Sydney Rosen from the Center for Global Health and Development at Boston University provided a thoughtful overview of the evidence and the key issues relevant to linkage to and continuity in care for HIV infected persons during the pre-antiretroviral therapy (ART) period. She presented Wednesday at the 18th Conference on Retroviruses and Opportunistic Infections (CROI) in Boston.
Rosen noted that little progress has been made in earlier treatment initiation in sub-Saharan Africa, with most reported median CD4 counts remaining well below 200.
There is not much evidence about loss to patients dropping out of care at some point during the process, but what is available is very concerning, Rosen said. In reviewing reports of the percentage of patients tested who return for test results, the median was 55 percent. Reports about the percentage of patients who presented for at least one clinic appointment after diagnosis, the median is 46 percent. In general, about half of those who enroll in care stay in care until ART is initiated.

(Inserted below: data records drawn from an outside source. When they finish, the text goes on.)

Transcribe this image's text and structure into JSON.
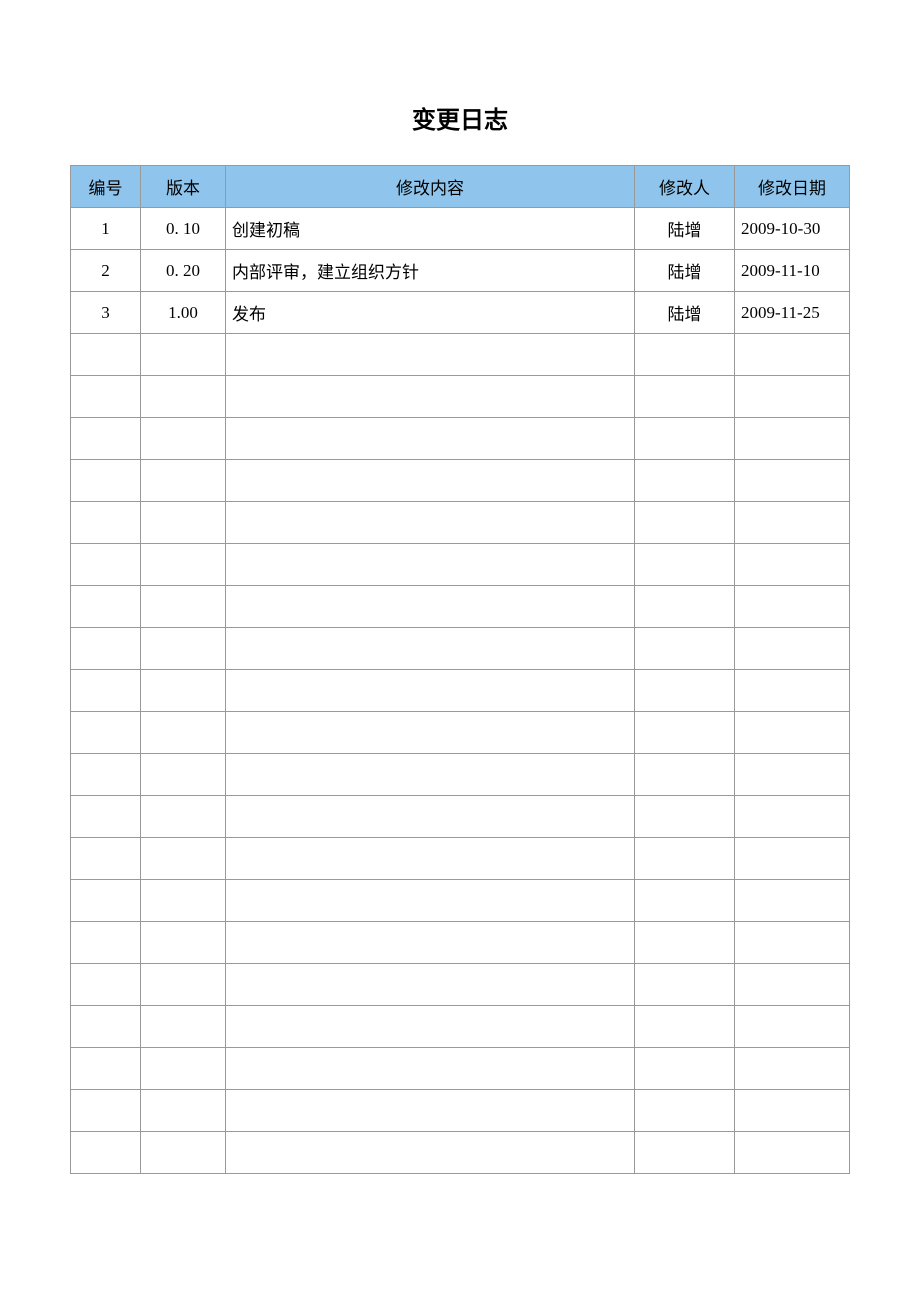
{
  "title": "变更日志",
  "headers": {
    "id": "编号",
    "version": "版本",
    "content": "修改内容",
    "author": "修改人",
    "date": "修改日期"
  },
  "rows": [
    {
      "id": "1",
      "version": "0. 10",
      "content": "创建初稿",
      "author": "陆增",
      "date": "2009-10-30"
    },
    {
      "id": "2",
      "version": "0. 20",
      "content": "内部评审，建立组织方针",
      "author": "陆增",
      "date": "2009-11-10"
    },
    {
      "id": "3",
      "version": "1.00",
      "content": "发布",
      "author": "陆增",
      "date": "2009-11-25"
    }
  ],
  "empty_row_count": 20
}
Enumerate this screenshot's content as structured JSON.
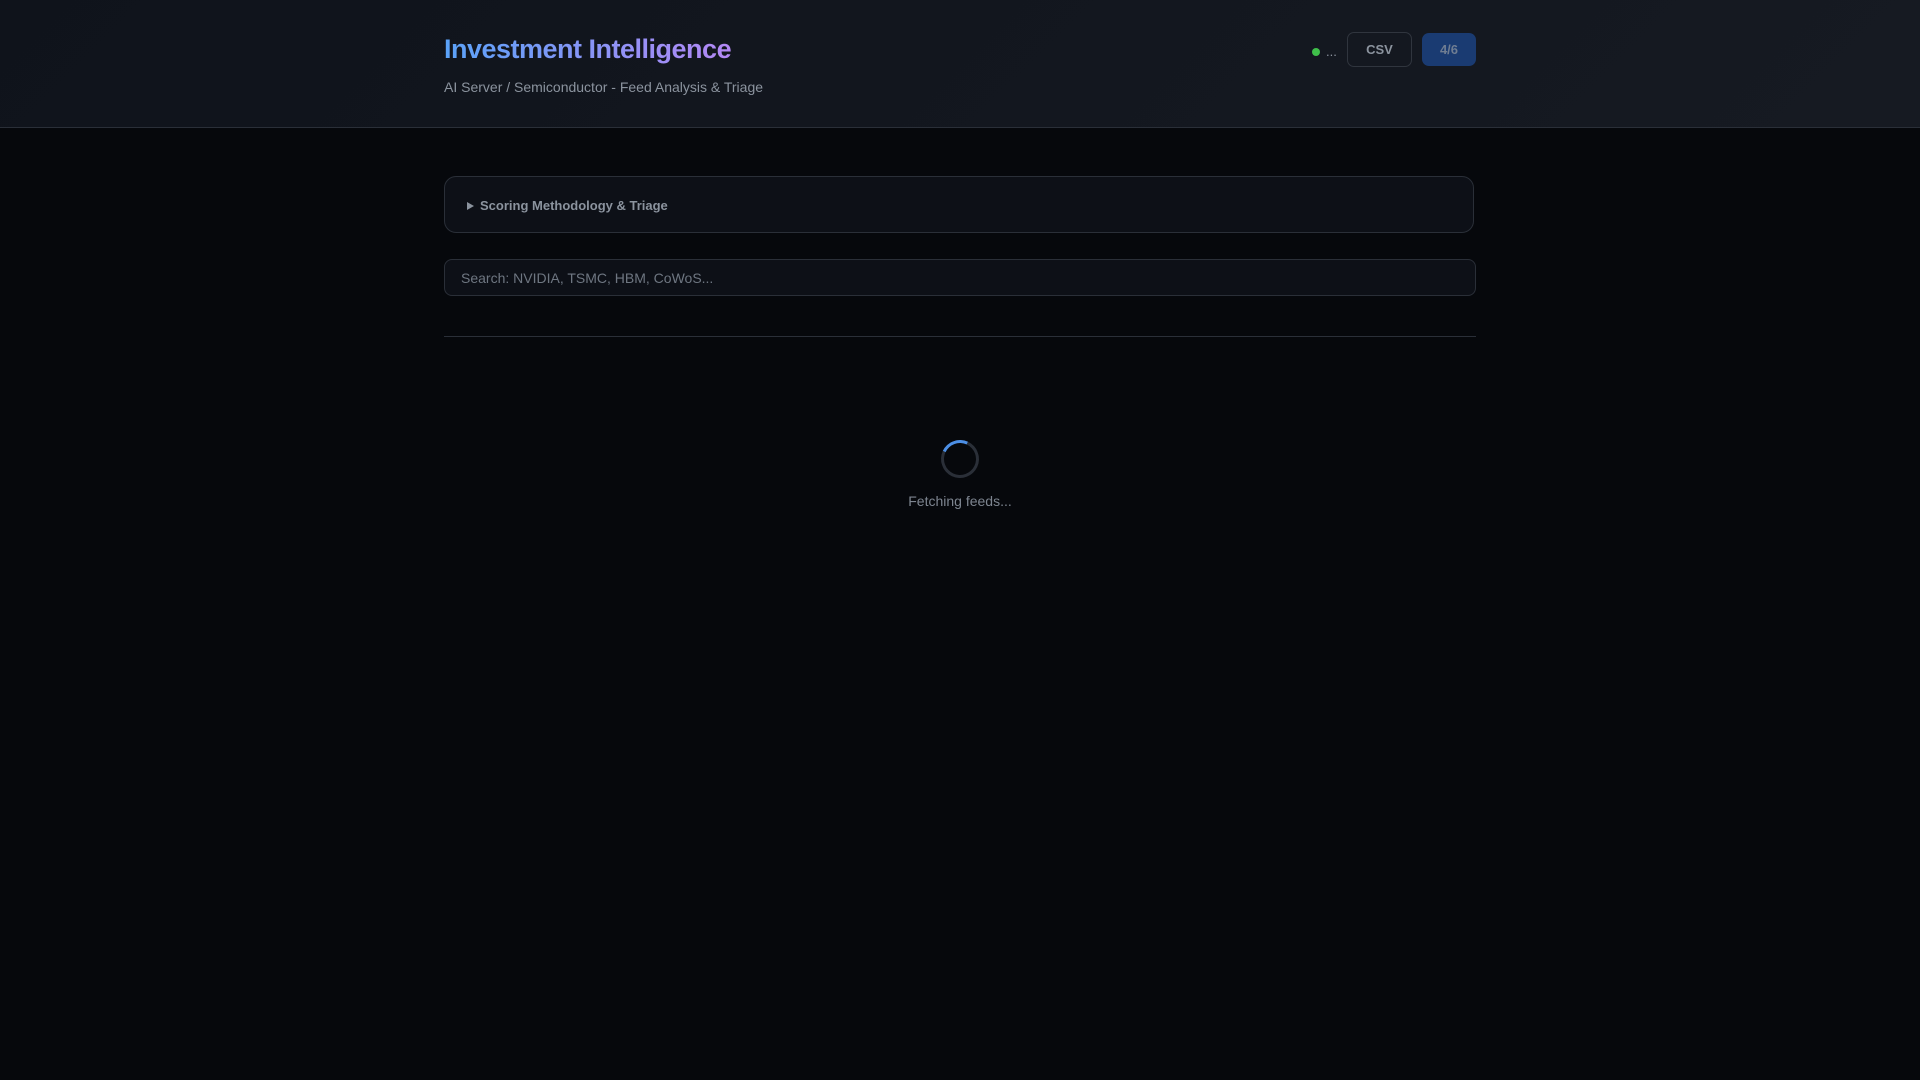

Rosen suggested that we need to make it less expensive and less daunting to obtain care, and consider increasing benefits or providing more or better services, or improving patients’ understanding of the benefits of remaining in care. One obvious strategy is to provide multiple services at the same site, to provide CD4 counts at point of care, and to use incentives including conditional cash transfers to improve retention.
Several participants responded to the presentation by noting that it is important to look at system bottlenecks and not simply to focus on patients. It was also pointed out that providing prevention services during this period could reduce transmission and increase retention in care.